**Extracted entries**
···

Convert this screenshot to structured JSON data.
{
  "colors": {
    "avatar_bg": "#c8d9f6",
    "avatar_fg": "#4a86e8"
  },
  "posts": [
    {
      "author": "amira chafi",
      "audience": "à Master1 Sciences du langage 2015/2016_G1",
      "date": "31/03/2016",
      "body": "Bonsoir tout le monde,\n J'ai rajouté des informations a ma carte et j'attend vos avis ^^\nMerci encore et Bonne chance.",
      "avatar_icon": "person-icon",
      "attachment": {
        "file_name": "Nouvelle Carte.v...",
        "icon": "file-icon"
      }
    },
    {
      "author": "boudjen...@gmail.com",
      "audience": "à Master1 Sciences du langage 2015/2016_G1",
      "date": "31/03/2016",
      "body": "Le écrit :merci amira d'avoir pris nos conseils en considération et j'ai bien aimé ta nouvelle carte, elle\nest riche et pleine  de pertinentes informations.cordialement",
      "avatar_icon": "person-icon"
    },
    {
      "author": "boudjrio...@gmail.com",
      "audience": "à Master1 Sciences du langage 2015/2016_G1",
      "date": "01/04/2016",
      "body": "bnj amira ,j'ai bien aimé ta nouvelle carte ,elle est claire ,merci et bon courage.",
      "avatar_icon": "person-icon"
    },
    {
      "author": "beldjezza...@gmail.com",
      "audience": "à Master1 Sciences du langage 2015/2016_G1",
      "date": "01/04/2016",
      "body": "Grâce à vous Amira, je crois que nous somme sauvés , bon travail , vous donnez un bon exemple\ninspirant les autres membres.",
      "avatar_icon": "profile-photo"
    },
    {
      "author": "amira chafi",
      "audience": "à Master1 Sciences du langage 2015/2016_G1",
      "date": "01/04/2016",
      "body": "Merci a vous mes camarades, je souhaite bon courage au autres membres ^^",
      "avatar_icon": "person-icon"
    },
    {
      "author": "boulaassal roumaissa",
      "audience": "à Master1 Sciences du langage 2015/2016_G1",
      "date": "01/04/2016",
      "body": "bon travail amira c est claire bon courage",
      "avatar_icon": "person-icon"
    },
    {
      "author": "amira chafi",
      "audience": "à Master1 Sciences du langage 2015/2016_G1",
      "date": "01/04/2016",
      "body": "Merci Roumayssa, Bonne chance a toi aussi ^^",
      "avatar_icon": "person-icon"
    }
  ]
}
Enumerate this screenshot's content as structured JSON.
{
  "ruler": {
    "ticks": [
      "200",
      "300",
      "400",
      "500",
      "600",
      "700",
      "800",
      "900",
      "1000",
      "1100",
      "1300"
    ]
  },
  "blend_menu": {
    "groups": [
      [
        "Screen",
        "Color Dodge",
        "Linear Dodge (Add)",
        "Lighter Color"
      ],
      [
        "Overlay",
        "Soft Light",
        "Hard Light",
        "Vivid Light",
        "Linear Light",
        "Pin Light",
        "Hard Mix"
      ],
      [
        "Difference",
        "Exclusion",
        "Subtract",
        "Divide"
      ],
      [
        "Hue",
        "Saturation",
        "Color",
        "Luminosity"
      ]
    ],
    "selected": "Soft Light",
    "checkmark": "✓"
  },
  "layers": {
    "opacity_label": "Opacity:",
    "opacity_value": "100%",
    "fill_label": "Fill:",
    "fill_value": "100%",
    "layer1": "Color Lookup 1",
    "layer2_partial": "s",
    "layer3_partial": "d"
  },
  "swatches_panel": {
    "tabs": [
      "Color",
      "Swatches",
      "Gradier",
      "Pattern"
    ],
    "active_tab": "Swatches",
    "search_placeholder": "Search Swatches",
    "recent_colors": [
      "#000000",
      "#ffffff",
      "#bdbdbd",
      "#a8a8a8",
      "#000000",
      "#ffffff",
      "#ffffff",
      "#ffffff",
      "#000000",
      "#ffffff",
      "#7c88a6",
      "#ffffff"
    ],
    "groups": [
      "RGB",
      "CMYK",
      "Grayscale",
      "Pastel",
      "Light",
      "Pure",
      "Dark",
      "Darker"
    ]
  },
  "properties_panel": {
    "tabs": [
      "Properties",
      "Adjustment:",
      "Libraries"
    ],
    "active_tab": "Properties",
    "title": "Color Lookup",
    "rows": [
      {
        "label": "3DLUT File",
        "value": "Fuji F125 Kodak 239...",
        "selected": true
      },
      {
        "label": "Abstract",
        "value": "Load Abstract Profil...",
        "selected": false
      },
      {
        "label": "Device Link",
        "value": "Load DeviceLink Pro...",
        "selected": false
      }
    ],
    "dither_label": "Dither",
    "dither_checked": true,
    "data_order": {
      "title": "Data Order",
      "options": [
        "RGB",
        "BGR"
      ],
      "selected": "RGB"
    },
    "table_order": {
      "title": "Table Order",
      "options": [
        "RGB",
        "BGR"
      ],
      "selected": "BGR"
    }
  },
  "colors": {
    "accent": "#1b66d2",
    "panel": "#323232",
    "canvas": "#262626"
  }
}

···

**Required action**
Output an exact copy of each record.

**Result of the exercise**
Convert this screenshot to structured JSON data.
{
  "colors": {
    "avatar_bg": "#c8d9f6",
    "avatar_fg": "#4a86e8"
  },
  "posts": [
    {
      "author": "amira chafi",
      "audience": "à Master1 Sciences du langage 2015/2016_G1",
      "date": "31/03/2016",
      "body": "Bonsoir tout le monde,\n J'ai rajouté des informations a ma carte et j'attend vos avis ^^\nMerci encore et Bonne chance.",
      "avatar_icon": "person-icon",
      "attachment": {
        "file_name": "Nouvelle Carte.v...",
        "icon": "file-icon"
      }
    },
    {
      "author": "boudjen...@gmail.com",
      "audience": "à Master1 Sciences du langage 2015/2016_G1",
      "date": "31/03/2016",
      "body": "Le écrit :merci amira d'avoir pris nos conseils en considération et j'ai bien aimé ta nouvelle carte, elle\nest riche et pleine  de pertinentes informations.cordialement",
      "avatar_icon": "person-icon"
    },
    {
      "author": "boudjrio...@gmail.com",
      "audience": "à Master1 Sciences du langage 2015/2016_G1",
      "date": "01/04/2016",
      "body": "bnj amira ,j'ai bien aimé ta nouvelle carte ,elle est claire ,merci et bon courage.",
      "avatar_icon": "person-icon"
    },
    {
      "author": "beldjezza...@gmail.com",
      "audience": "à Master1 Sciences du langage 2015/2016_G1",
      "date": "01/04/2016",
      "body": "Grâce à vous Amira, je crois que nous somme sauvés , bon travail , vous donnez un bon exemple\ninspirant les autres membres.",
      "avatar_icon": "profile-photo"
    },
    {
      "author": "amira chafi",
      "audience": "à Master1 Sciences du langage 2015/2016_G1",
      "date": "01/04/2016",
      "body": "Merci a vous mes camarades, je souhaite bon courage au autres membres ^^",
      "avatar_icon": "person-icon"
    },
    {
      "author": "boulaassal roumaissa",
      "audience": "à Master1 Sciences du langage 2015/2016_G1",
      "date": "01/04/2016",
      "body": "bon travail amira c est claire bon courage",
      "avatar_icon": "person-icon"
    },
    {
      "author": "amira chafi",
      "audience": "à Master1 Sciences du langage 2015/2016_G1",
      "date": "01/04/2016",
      "body": "Merci Roumayssa, Bonne chance a toi aussi ^^",
      "avatar_icon": "person-icon"
    }
  ]
}
Enumerate this screenshot's content as structured JSON.
{
  "ruler": {
    "ticks": [
      "200",
      "300",
      "400",
      "500",
      "600",
      "700",
      "800",
      "900",
      "1000",
      "1100",
      "1300"
    ]
  },
  "blend_menu": {
    "groups": [
      [
        "Screen",
        "Color Dodge",
        "Linear Dodge (Add)",
        "Lighter Color"
      ],
      [
        "Overlay",
        "Soft Light",
        "Hard Light",
        "Vivid Light",
        "Linear Light",
        "Pin Light",
        "Hard Mix"
      ],
      [
        "Difference",
        "Exclusion",
        "Subtract",
        "Divide"
      ],
      [
        "Hue",
        "Saturation",
        "Color",
        "Luminosity"
      ]
    ],
    "selected": "Soft Light",
    "checkmark": "✓"
  },
  "layers": {
    "opacity_label": "Opacity:",
    "opacity_value": "100%",
    "fill_label": "Fill:",
    "fill_value": "100%",
    "layer1": "Color Lookup 1",
    "layer2_partial": "s",
    "layer3_partial": "d"
  },
  "swatches_panel": {
    "tabs": [
      "Color",
      "Swatches",
      "Gradier",
      "Pattern"
    ],
    "active_tab": "Swatches",
    "search_placeholder": "Search Swatches",
    "recent_colors": [
      "#000000",
      "#ffffff",
      "#bdbdbd",
      "#a8a8a8",
      "#000000",
      "#ffffff",
      "#ffffff",
      "#ffffff",
      "#000000",
      "#ffffff",
      "#7c88a6",
      "#ffffff"
    ],
    "groups": [
      "RGB",
      "CMYK",
      "Grayscale",
      "Pastel",
      "Light",
      "Pure",
      "Dark",
      "Darker"
    ]
  },
  "properties_panel": {
    "tabs": [
      "Properties",
      "Adjustment:",
      "Libraries"
    ],
    "active_tab": "Properties",
    "title": "Color Lookup",
    "rows": [
      {
        "label": "3DLUT File",
        "value": "Fuji F125 Kodak 239...",
        "selected": true
      },
      {
        "label": "Abstract",
        "value": "Load Abstract Profil...",
        "selected": false
      },
      {
        "label": "Device Link",
        "value": "Load DeviceLink Pro...",
        "selected": false
      }
    ],
    "dither_label": "Dither",
    "dither_checked": true,
    "data_order": {
      "title": "Data Order",
      "options": [
        "RGB",
        "BGR"
      ],
      "selected": "RGB"
    },
    "table_order": {
      "title": "Table Order",
      "options": [
        "RGB",
        "BGR"
      ],
      "selected": "BGR"
    }
  },
  "colors": {
    "accent": "#1b66d2",
    "panel": "#323232",
    "canvas": "#262626"
  }
}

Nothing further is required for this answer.